When you're below average or a beginner, a difficult design can be a deterrent for continuing, so it is crucial not to let the lost balls bother you. And there will be a lot, especially when you'll want to hit at least three shots on the Par 3 13th hole, with its breathtaking gap between the tee box and green. So, once you've stepping into that first tee box, take a deep breath, do a 360-degree twirl to take in the first sights, and repeat after me...

“It’s Time to Be Creative”

Once I put the frustration in my rearview, I realized the best course of action is to spend a little more time examining the layout of each hole and finding ways to take advantage of the designs. You know, what good golfers do. Granted, there are plenty of obstacles you won't be able to avoid and the curves run wild on many of these holes, but common sense might actually trump talent at Quivira.


For example, one of my favorite holes on the planet is the Par 4 5th, which the better golfers in my group Bryson'd to try and make the green in one. With a slower swing speed and a tendency to hit low runners for safer shots, I focused on sticking to the right side, keeping it on the fairway, and running it down the remarkable slope. A medium chip and two putts later, I had my only par of the round.

I more than earned my phenomenal paloma at the first course snack shack.

Shorten Your Game

While most of the rest of my game was lowlighted by double bogeys and replies of "I forget" when pressed for my actual score, I was at least able to keep the ball on the fairways by playing shorter. Three-quarter and half-swings might've put my ball well behind those of my cohorts, but nobody wants to hit out of the rough or sand here. Hell, the sand is at least manageable—I should know as I spent enough time there to use Shooter McGavin's Hasselhoff joke multiple times.

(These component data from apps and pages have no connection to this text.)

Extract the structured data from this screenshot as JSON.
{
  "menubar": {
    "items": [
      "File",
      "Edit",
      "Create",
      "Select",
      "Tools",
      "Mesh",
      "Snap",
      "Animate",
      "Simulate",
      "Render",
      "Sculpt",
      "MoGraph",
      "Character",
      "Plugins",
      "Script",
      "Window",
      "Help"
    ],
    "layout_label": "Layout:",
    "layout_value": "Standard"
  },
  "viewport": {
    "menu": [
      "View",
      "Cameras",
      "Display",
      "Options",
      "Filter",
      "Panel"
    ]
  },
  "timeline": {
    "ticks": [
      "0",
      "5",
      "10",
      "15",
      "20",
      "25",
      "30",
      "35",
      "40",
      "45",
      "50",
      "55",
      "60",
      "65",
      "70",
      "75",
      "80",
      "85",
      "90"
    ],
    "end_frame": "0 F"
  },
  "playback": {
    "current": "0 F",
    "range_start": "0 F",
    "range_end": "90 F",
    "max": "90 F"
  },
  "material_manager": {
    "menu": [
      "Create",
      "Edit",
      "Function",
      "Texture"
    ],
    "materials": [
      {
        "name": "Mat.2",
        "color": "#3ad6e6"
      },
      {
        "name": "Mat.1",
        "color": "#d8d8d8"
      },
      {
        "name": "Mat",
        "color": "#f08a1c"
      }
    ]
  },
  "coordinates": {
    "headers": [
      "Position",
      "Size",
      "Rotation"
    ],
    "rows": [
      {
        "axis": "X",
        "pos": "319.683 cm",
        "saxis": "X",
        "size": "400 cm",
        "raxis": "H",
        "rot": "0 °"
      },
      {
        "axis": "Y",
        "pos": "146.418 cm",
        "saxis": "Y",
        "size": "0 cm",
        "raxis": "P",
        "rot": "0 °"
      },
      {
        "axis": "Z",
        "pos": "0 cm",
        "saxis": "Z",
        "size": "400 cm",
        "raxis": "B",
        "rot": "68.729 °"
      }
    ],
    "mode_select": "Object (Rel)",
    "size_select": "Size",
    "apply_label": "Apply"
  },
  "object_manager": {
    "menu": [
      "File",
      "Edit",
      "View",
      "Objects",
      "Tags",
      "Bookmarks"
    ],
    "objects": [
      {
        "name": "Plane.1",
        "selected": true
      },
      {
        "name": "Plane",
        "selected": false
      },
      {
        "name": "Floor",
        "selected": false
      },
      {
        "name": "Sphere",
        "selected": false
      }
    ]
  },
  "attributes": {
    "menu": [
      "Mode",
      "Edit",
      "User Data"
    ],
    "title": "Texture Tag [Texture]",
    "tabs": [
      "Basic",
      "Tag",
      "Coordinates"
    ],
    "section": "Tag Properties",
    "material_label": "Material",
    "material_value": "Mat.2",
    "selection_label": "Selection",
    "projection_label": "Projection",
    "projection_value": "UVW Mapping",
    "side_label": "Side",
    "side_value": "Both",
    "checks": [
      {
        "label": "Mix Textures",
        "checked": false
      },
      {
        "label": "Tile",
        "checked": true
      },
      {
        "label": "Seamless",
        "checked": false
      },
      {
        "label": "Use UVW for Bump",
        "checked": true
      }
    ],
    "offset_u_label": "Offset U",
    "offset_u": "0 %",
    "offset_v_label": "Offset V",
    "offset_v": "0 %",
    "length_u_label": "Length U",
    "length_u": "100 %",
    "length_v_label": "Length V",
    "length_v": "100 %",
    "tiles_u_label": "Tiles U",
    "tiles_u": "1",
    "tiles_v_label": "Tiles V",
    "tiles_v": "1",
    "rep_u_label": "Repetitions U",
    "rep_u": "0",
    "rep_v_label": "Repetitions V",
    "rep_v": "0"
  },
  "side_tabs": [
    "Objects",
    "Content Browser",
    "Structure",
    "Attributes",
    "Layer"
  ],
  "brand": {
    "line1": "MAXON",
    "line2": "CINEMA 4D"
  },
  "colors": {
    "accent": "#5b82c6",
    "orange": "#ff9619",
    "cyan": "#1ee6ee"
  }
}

The rough, though, is especially bad, and the stuff beyond that is no man's land. Even very good golfers will be spotted kicking out of the thickness, so don't be too hard on your buddies when you catch them picking a friendlier spot to hit from. Save the heavy roasting for when you catch them doing that tossed ball trick from a bunker.

Prepare to Storm the Shores

At most courses I play during my travels, I'm usually teamed with strangers, which is awesome because I love having someone else's perspective, not only for golf tips, but also seeing the courses through their eyes. But with my professional mindset, I'm too often caught up in the moment of enjoying the scenery, so I feel like a broken record when I say things like, "Can you believe this is real?" and "How amazing is this view?"


On this course, however, that's all anyone in my group of eight said. The elevation allows for the best photo opportunities, so be prepared to take selfies and group pics on every tee and green. One element that people might miss without a proper heads up from the staff is that the sprawling beach that's best seen from the green on the 10th hole is the spot where the battle for the Trojan beach was filmed for the movie Troy.

So, at the very least, you can tell people you're the Achilles of scoring 110.